(Aim of the task)
State how many lines of the data contain the word "true", and write nothing besides the number.

##########

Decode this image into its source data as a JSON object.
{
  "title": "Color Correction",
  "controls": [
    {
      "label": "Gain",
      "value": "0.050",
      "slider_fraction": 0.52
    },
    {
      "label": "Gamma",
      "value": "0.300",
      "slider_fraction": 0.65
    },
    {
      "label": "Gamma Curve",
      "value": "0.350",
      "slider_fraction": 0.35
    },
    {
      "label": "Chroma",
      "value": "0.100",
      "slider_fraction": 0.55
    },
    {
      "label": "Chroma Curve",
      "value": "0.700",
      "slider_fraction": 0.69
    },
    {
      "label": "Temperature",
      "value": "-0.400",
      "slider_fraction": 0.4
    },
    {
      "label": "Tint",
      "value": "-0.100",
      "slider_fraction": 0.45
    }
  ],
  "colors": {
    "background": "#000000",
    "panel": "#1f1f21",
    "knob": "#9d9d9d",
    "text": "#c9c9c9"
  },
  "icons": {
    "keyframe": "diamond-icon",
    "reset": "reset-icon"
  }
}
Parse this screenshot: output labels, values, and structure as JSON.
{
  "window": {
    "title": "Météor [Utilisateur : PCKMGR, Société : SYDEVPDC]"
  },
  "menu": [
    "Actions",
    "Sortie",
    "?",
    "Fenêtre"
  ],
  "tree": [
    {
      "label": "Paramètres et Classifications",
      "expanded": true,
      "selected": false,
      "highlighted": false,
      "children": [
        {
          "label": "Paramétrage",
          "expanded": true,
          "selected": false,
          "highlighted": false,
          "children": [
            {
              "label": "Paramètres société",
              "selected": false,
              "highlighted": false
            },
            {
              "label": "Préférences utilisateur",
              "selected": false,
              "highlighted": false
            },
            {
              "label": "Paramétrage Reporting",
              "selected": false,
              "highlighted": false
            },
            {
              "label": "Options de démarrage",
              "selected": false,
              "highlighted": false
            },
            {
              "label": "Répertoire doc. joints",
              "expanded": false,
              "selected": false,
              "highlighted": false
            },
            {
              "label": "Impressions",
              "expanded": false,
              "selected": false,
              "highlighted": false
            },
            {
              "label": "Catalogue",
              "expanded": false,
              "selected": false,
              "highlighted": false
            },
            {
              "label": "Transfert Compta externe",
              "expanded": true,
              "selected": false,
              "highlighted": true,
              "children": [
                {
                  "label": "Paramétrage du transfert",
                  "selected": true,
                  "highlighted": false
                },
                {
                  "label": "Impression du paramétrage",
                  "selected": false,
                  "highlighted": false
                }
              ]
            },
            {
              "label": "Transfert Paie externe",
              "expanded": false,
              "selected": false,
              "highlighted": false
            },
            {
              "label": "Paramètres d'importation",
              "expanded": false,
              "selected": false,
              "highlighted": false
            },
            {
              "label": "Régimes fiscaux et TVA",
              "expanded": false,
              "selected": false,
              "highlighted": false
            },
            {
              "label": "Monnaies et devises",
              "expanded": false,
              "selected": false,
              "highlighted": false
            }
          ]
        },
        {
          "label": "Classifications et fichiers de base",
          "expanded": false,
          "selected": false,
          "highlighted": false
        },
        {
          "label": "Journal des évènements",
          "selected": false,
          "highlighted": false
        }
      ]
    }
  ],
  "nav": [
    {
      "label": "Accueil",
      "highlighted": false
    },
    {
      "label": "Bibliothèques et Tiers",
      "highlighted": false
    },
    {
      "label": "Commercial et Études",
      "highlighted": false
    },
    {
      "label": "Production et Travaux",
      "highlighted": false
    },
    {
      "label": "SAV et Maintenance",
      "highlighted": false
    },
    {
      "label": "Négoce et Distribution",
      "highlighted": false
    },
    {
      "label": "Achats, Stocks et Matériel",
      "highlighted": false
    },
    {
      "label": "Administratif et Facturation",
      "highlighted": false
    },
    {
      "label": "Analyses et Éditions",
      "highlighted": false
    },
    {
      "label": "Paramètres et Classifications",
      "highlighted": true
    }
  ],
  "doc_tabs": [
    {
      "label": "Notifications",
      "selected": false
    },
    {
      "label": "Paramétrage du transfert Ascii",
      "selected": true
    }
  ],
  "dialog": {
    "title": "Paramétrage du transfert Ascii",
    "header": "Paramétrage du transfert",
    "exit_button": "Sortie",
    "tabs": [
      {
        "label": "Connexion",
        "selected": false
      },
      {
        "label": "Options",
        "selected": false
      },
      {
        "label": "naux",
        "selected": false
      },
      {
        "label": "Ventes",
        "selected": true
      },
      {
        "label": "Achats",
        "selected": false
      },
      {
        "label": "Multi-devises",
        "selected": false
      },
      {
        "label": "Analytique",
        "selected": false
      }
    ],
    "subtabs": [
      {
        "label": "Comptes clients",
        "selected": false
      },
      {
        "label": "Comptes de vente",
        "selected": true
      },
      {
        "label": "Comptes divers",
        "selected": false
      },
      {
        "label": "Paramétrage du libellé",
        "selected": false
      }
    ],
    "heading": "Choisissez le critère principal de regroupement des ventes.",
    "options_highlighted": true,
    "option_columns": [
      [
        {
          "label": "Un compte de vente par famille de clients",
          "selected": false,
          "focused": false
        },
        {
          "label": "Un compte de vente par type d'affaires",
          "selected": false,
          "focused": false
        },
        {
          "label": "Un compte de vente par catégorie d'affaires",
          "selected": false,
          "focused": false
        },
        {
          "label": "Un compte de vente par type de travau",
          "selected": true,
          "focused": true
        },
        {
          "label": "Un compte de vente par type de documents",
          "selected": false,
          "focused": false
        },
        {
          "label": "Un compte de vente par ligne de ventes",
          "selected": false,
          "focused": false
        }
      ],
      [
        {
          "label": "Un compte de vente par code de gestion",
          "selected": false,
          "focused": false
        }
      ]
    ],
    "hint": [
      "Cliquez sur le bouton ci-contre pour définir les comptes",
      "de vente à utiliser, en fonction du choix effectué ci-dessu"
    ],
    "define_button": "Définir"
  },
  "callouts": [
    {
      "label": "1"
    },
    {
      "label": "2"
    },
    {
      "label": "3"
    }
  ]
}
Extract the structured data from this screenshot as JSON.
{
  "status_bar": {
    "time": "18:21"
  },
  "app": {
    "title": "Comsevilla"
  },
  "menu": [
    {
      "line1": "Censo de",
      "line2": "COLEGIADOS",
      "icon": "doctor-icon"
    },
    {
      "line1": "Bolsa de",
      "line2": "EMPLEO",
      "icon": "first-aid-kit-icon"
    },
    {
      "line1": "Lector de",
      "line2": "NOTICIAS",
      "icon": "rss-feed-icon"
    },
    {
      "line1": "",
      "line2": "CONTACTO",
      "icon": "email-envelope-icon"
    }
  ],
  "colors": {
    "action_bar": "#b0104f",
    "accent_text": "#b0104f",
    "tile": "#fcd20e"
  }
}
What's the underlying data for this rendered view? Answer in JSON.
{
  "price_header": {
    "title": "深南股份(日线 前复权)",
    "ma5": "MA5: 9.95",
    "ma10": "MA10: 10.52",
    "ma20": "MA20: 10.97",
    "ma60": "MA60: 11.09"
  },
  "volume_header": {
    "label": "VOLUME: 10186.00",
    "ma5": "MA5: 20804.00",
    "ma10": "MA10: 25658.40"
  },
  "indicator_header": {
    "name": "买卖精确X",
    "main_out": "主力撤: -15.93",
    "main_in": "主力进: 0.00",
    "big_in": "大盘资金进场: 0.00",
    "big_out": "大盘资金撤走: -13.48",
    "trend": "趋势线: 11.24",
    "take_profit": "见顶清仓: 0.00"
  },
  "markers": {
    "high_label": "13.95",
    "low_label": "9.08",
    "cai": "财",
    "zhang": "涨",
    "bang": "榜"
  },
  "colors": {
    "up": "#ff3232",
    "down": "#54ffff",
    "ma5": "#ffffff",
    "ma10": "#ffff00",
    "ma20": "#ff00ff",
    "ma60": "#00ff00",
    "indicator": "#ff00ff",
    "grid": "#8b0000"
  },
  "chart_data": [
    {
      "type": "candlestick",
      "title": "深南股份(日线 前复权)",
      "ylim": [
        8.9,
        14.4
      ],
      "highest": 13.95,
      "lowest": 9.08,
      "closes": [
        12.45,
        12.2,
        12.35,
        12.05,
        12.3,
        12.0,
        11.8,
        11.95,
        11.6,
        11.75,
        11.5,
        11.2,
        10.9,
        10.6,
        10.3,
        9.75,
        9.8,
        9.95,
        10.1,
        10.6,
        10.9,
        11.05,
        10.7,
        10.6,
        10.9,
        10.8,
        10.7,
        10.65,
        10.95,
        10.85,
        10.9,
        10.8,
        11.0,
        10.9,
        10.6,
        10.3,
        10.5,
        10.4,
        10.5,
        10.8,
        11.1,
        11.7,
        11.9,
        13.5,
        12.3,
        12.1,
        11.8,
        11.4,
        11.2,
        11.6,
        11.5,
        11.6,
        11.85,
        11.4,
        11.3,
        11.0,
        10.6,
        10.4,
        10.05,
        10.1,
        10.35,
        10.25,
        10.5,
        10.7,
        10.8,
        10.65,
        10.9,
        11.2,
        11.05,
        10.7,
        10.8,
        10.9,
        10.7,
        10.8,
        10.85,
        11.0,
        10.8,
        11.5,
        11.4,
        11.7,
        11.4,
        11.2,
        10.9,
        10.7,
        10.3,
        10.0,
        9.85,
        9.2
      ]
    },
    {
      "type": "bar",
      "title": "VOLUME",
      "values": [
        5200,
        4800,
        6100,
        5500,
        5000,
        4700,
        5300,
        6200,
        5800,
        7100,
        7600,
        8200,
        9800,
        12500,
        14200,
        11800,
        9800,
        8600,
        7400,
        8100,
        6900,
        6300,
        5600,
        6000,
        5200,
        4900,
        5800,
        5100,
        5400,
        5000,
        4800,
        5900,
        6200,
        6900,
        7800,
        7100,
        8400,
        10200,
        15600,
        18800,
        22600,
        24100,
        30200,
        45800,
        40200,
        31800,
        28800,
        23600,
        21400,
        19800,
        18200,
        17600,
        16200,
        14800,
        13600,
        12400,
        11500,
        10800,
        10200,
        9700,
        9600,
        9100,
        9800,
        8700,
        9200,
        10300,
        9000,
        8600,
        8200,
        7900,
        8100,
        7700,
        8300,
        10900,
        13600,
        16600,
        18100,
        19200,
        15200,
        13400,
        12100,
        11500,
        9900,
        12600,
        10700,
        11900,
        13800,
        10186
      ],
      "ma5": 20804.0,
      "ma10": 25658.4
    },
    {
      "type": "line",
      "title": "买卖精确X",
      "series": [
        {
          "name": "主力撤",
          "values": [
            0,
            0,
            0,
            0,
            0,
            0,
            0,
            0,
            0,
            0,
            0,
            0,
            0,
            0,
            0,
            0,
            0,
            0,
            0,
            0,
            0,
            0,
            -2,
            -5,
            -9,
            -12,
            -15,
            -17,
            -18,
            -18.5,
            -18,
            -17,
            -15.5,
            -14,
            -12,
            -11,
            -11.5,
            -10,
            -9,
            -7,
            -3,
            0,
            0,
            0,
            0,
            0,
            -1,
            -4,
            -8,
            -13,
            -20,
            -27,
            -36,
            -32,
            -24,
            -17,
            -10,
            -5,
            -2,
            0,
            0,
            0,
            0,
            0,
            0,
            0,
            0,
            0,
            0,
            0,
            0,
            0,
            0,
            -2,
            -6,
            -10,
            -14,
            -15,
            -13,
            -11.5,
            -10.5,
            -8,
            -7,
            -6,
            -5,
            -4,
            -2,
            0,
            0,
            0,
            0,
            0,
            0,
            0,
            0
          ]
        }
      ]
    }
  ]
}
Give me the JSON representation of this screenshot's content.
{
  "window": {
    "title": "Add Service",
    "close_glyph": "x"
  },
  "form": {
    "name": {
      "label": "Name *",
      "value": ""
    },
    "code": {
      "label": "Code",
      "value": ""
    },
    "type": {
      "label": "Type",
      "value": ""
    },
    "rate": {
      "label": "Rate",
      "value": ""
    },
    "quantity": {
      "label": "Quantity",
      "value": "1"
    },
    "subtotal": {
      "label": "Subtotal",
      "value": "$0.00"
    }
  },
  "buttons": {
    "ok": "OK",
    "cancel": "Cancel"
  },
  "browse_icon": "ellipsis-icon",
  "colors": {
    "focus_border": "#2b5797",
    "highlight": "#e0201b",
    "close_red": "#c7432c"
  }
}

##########

(Output for this task)
12